Alec was active in a number of scientific societies: Secretary of the Western Australian Division of the Geological Society of Australia from 1963 to 1965 and President from 1969 to 1971; Editor of the Journal of the Royal Society of Western Australia from 1965 to 1969 and President from 1973 to 1974; Chair of the Perth Branch of the Australasian Institute of Mining and Metallurgy in 1980 and Chair of the Organising Committee of the Perth Conference in 1979. He was also a Fellow of the Geological Society of London and the Geological Society of America.

After retirement in 1990 he continued his geological work, particularly in geochronology, and was an Adjunct Professor in the Applied Physics Department at Curtin University, continuing his collaboration with John De Laeter. This culminated in the multi-authored SHRIMP zircon ages constraining the depositional chronology of the Hamersley Group, Western Australia published in the Australian Journal of Earth Sciences in 2004. He crystallised his ideas on the origin of the continents in a 1996 paper A tale of two cratons: speculations on the origin of continents published in the Royal Society of Western Australia’s De Laeter Symposium volume.
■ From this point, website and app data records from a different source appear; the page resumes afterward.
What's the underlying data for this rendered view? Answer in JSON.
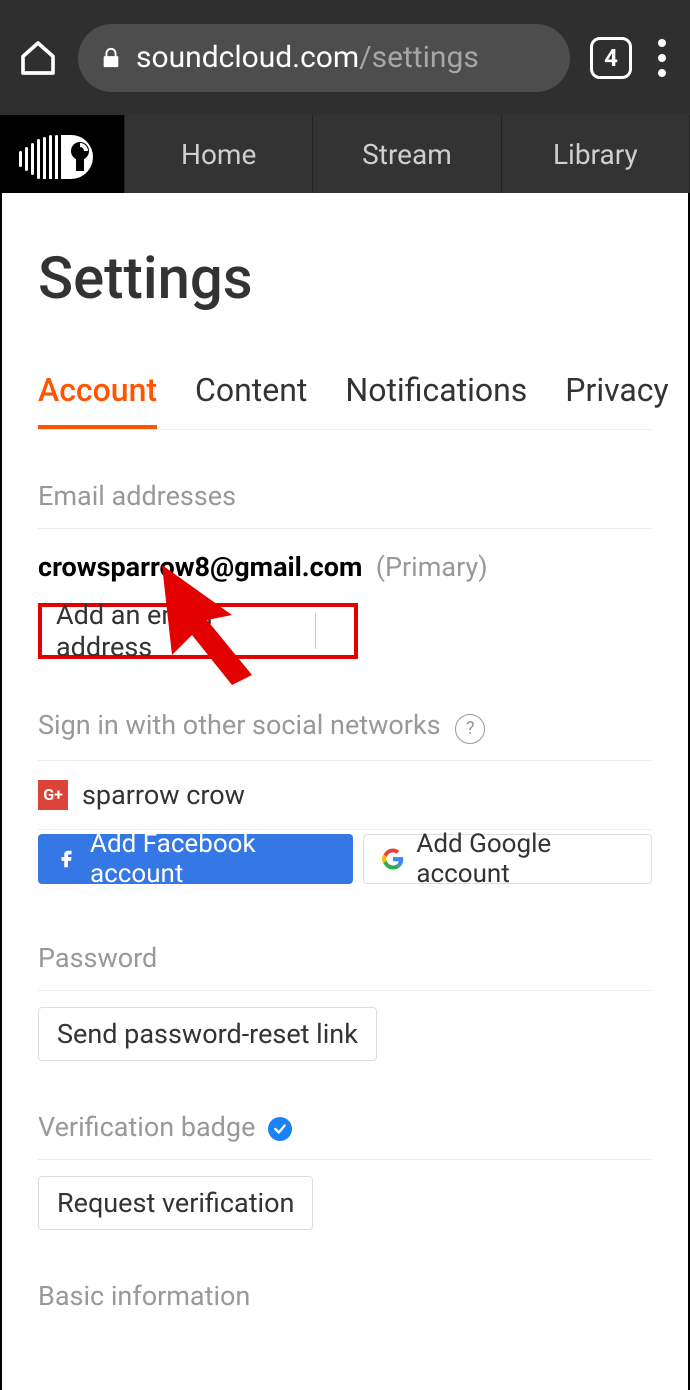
{
  "browser": {
    "tab_count": "4",
    "url_host": "soundcloud.com",
    "url_path": "/settings"
  },
  "nav": {
    "home": "Home",
    "stream": "Stream",
    "library": "Library"
  },
  "page": {
    "title": "Settings"
  },
  "tabs": {
    "account": "Account",
    "content": "Content",
    "notifications": "Notifications",
    "privacy": "Privacy"
  },
  "email": {
    "section_label": "Email addresses",
    "address": "crowsparrow8@gmail.com",
    "primary_label": "(Primary)",
    "add_placeholder": "Add an email address"
  },
  "social": {
    "section_label": "Sign in with other social networks",
    "connected_name": "sparrow crow",
    "add_facebook": "Add Facebook account",
    "add_google": "Add Google account"
  },
  "password": {
    "section_label": "Password",
    "reset_button": "Send password-reset link"
  },
  "verification": {
    "section_label": "Verification badge",
    "request_button": "Request verification"
  },
  "basic_info": {
    "section_label": "Basic information"
  }
}
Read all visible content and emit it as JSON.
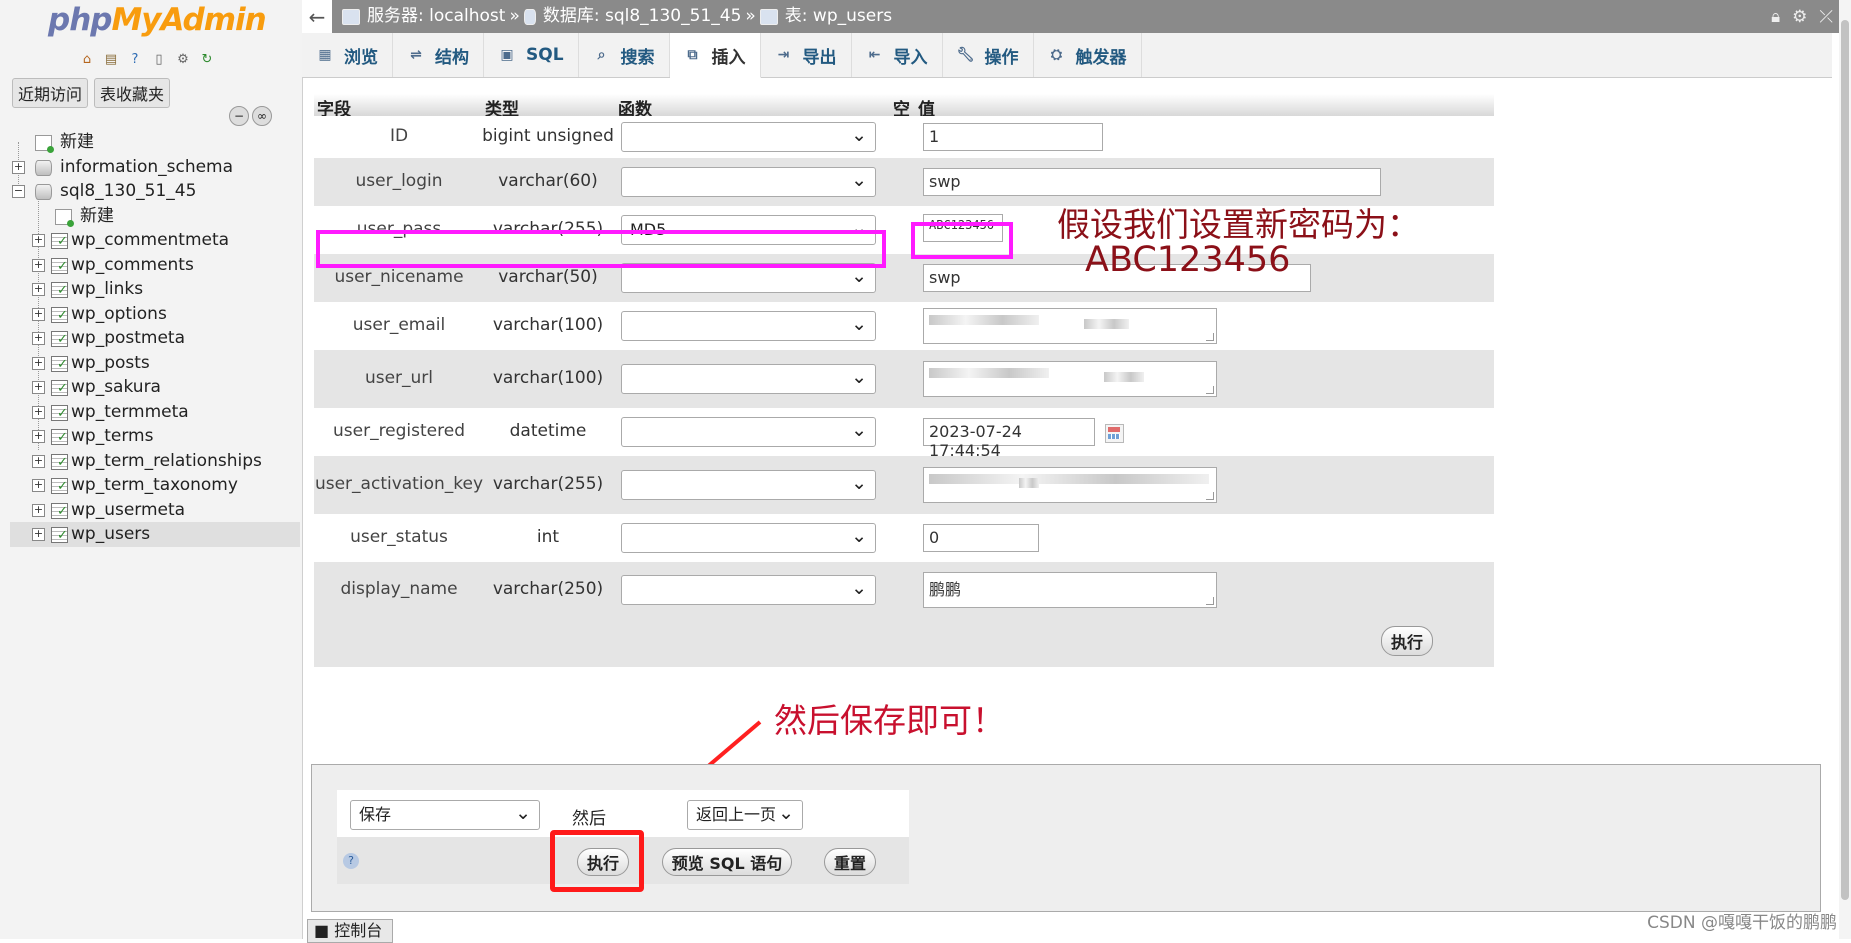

He was eventually able to return to the place and time that stimulated his interest in geology when he was offered the chance to write an account of Duncan Carse’s expeditions to South Georgia. In 2007 he was fortunate to be able to travel to South Georgia to commemorate Duncan Carse’s achievements. The changes between his first visit in 1951 and his last in 2007 are implicit in the title of an SBS documentary of the trip: Antarctica–the Great Meltdown. His book was privately published in 2011 under the title Putting South Georgia on the Map.

Alec received many honours in recognition of his contributions to geology. He was awarded a DSc for his work on BIFs by the University of London, the Clarke Medal of the Royal Society of New South Wales in 1977 and the Gibb Maitland Medal by the Western Australian Division of the Geological Society of Australia in 1987. Trendall Crag in South Georgia is named after him.

Alec always maintained an interest in languages, including Mandarin Chinese and Russian. He was sufficiently fluent in Russian to be able to deliver a geological paper in that language at an International Symposium in Kiev. An accomplished keyboard player he carried a clavichord (the smallest keyboard he could find, but still not really portable) into the field in Uganda and subsequently built a spinet, a harpischord (his son Justin painted the sound board) and a forte piano from kit sets. I was privileged to hear him play the harpsichord; the beautiful sound from it a tribute to his skill, not only as a player but also as a builder.

In 1995 Alec and Kath moved to Springhaven a property near Denmark on the south coast where they planted fruit trees, oak trees and banksias and ran a small herd of goats. Here he added cheese making to his many interests and I believe perfected a local version of the traditional ash-coated pyramid. Sadly I never tasted his goat cheese.

Truly a man of many talents. We shall not see his like again.

Alec Francis Trendall BSc (Hons) (London), ARCS, PhD (Liverpool), DSc (London), DSc (hc) (Curtin): 8 December 1928—4 April 2013

By Tony Cockbain

Based on an ‘auto-obituary’ started in Albany Hospital on 19 January 2013, supplemented by details from Trendall’s Putting South Georgia on the map, with assistance from Kathleen and Jasper Trendall, and John Blockley.